Sweaty Betty in sprint for new investor to cash in on lockdown demand

Sweaty Betty

Strong sales of its £95 figure-hugging leggings during lockdown have prompted Sweaty Betty to limber up for a new investor.

The upmarket British sportswear brand, which was founded in Notting Hill in 1998 by Tamara Hill-Norton and her husband, Simon, has asked bankers at Goldman Sachs to tap private equity interest in a deal that could value the business at about £250 million.

The business, which is backed by L Clatterton, an American private equity firm, has more than 60 stores in the UK, US, Canada and Hong Kong.

It is understood that Sweaty Betty has been encouraged to explore a sale as “athleisurewear” businesses have been in demand, with exercise clothes becoming a global working from home uniform. Soaring demand for athleisurewear products has lifted shares in the US brand LuluLemon Athletica by 55 per cent in the past year while Gymshark, a British fitness brand, recently struck a deal to sell a 20 per cent stake to General Atlantic that valued the business at more than £1 billion.
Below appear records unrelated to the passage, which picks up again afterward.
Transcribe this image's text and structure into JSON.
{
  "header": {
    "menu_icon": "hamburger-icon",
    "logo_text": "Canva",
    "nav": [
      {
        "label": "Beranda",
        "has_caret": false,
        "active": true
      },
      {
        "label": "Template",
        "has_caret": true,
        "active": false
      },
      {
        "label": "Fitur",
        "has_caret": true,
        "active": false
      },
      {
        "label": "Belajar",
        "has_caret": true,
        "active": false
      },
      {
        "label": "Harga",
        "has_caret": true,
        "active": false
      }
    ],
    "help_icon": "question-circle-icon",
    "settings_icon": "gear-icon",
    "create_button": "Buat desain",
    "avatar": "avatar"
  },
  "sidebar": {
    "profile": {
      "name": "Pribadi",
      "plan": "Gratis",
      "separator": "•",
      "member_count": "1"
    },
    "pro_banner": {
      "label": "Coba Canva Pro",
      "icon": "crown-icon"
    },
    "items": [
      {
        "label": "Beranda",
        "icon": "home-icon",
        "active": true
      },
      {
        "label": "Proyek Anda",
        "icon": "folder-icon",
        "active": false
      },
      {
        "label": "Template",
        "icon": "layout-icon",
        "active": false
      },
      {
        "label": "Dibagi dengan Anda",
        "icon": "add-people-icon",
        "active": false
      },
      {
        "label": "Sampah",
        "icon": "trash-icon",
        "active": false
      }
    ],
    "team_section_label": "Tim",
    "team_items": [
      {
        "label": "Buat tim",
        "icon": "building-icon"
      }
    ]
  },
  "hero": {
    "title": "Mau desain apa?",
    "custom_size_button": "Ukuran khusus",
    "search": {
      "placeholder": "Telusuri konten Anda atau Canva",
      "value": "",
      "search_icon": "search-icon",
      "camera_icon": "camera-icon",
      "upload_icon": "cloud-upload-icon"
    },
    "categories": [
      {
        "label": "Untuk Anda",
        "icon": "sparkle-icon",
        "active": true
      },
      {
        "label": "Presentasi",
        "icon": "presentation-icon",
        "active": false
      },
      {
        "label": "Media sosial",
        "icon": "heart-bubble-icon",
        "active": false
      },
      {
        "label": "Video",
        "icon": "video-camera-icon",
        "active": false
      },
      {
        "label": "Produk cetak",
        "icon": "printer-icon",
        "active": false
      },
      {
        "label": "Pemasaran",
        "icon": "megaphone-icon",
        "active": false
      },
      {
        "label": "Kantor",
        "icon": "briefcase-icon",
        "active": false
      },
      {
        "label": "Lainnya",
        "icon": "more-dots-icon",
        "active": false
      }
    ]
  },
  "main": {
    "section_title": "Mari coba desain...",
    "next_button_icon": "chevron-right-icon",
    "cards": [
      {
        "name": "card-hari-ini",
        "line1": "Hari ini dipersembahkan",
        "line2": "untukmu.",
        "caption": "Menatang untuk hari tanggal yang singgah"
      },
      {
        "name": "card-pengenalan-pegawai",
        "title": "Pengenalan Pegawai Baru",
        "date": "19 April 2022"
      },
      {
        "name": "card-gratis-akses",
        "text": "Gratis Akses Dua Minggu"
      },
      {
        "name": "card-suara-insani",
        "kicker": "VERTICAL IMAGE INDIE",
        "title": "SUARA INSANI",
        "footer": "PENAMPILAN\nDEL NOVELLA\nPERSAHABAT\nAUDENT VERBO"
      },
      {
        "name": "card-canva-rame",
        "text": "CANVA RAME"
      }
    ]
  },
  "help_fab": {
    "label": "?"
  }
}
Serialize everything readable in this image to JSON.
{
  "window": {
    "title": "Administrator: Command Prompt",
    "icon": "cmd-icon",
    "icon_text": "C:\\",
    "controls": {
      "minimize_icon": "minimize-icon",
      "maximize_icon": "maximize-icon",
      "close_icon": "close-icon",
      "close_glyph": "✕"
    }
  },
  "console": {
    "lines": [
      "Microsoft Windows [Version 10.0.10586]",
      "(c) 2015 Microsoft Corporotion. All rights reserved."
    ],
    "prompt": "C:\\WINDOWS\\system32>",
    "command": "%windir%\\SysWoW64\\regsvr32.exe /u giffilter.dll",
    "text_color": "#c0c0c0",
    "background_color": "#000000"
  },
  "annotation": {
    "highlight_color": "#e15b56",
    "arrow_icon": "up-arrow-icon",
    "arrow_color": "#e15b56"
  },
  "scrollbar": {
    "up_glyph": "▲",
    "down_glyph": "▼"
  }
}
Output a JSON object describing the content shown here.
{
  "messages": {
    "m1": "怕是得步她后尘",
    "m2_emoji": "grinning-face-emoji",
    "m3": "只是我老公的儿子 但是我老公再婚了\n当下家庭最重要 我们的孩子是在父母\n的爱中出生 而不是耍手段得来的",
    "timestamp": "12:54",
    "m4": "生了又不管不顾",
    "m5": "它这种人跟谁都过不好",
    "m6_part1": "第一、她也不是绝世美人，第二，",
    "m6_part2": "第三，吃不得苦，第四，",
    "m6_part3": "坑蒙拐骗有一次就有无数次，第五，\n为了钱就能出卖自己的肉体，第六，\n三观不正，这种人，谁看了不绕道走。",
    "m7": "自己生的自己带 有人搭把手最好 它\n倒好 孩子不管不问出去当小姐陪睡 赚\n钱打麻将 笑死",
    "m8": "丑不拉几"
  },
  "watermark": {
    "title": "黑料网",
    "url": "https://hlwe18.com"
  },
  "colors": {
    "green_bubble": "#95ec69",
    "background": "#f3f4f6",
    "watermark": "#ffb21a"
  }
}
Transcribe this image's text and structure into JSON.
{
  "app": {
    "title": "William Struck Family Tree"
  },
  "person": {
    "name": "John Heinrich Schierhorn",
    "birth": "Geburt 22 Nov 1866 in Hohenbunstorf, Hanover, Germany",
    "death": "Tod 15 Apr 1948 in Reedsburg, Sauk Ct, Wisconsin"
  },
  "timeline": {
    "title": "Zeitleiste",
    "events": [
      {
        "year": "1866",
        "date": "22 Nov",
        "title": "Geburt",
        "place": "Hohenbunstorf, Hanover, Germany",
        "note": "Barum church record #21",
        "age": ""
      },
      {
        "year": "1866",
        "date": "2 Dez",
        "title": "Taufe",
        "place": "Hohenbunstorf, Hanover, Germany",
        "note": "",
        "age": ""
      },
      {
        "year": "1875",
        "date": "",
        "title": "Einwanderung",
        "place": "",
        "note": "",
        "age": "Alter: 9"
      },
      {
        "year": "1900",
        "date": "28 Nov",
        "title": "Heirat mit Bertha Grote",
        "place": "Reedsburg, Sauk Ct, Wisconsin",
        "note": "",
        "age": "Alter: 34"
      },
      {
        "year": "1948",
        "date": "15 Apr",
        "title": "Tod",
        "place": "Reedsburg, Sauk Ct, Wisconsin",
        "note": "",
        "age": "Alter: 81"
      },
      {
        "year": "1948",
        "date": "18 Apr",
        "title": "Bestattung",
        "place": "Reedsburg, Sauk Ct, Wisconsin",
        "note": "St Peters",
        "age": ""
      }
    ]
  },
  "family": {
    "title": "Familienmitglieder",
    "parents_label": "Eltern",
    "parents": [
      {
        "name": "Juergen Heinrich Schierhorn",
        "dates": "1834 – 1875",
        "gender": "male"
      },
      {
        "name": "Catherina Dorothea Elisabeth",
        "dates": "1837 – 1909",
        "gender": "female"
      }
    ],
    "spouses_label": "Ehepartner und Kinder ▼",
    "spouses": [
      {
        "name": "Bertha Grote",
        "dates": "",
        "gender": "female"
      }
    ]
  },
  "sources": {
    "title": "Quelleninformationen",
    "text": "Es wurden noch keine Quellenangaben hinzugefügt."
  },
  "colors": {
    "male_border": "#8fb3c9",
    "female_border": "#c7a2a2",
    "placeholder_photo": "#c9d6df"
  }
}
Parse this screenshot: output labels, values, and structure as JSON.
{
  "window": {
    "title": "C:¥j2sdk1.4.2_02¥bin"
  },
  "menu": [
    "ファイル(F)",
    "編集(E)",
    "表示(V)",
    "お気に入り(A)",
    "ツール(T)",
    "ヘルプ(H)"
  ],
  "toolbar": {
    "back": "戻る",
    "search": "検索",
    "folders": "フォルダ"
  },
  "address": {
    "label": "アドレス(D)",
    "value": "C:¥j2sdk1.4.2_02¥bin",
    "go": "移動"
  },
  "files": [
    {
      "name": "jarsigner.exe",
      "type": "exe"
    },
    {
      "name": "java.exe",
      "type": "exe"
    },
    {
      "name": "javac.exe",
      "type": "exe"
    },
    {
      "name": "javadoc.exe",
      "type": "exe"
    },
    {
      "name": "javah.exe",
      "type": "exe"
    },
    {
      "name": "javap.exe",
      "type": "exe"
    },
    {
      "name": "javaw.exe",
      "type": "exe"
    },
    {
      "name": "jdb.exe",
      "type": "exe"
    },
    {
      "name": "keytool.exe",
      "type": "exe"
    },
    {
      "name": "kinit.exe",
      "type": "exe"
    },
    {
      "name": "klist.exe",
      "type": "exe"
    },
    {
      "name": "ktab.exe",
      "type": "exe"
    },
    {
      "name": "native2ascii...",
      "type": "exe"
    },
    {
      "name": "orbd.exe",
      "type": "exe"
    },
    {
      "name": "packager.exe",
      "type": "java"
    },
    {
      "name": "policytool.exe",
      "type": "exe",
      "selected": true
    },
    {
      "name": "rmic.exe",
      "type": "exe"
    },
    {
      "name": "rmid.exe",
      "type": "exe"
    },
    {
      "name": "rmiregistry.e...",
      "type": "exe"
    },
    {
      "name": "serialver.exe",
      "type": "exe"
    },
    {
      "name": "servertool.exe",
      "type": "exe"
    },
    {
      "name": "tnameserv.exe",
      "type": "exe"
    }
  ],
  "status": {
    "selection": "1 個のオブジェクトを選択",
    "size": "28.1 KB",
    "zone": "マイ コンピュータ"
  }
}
Gymshark, which has about 400 employees and 4.6 million followers on Instagram, was valued at about 25 times its earnings.

However, industry sources said that Sweaty Betty was unlikely to achieve such a high multiple because it continued to have a bricks and mortar estate, which investors are wary about after the slide in footfall.

Sweaty Betty sales grew by 17 per cent to £63 million in 2018 while pre-tax losses narrowed to £4.2 million, according to the latest available accounts of its parent company, Lady of Leisure Investco Limited. However, the brand is understood to have grown rapidly in the past year. The brand, which is named after Ms Hill-Norton’s determination to make it cool to sweat, has been adopted by the Duchess of Cambridge and celebrities including Jennifer Anniston and Reese Witherspoon.